What goes into making street art, especially in a world that is still torn between accepting its value as an art form and crying vandalism? What kind of dangers do you face, what kind of equipment do you like using?
I don’t face many dangers as the act of spraying graffiti illegally doesn’t do anything for me, nor do I involve myself in political graffiti. I was spraying in South America without permission as I knew it was tolerated, I was painting fine art pieces that even the police were admiring. Re: the equipment, I use spray cans, it’s quick and I like the feel of the spray can.
Where did the name Lord K2 come from, what is its significance?
I never really gave too much thought to my name! I initially decided on K2 whilst watching K1 Kick Boxing, and after a while, I realized that I may need a slightly more unique name. Within a few minutes, I came up with the name Lord K2, I guess partly because I’m English and partly because it gives me a title to live up to.
Tell us a bit about Muay Thai Kids, set for an upcoming exhibit in Tel Aviv. What was your inspiration for this collection?
I was mainly documenting the kids pre-fight; it is their fragility and tenderness that strikes me. At the same time, these kids are tough and have a lot of inner strength to be able to subject themselves to the dangers of fighting in a ring.

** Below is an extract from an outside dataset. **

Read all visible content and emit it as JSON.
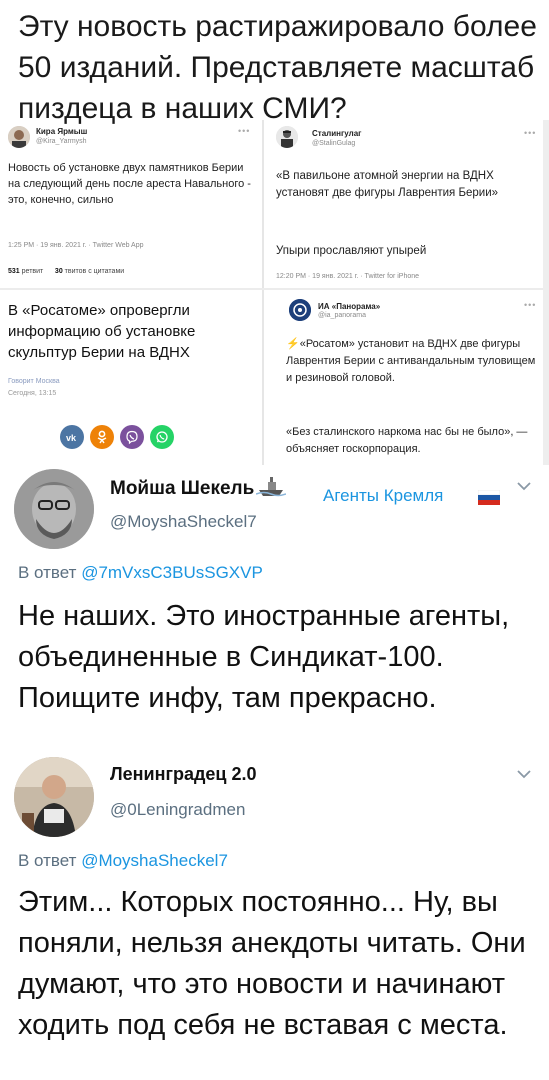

I guess I admire them a lot and want to showcase these kids.
You’re currently working on a number of documentary photography projects, what can we expect in 2016?
I will be releasing a book on the Buenos Aires street art scene with Schiffer Publishing. I have another project, which I hope to release next year, but that is under wraps for now.
What is your favorite thing about the urban art scene, what draws you in every time?
Without a doubt, it’s having my attention caught by a quality piece of artwork, which are either a clever concept and/or a well-developed work of art that integrates well into its urban environment.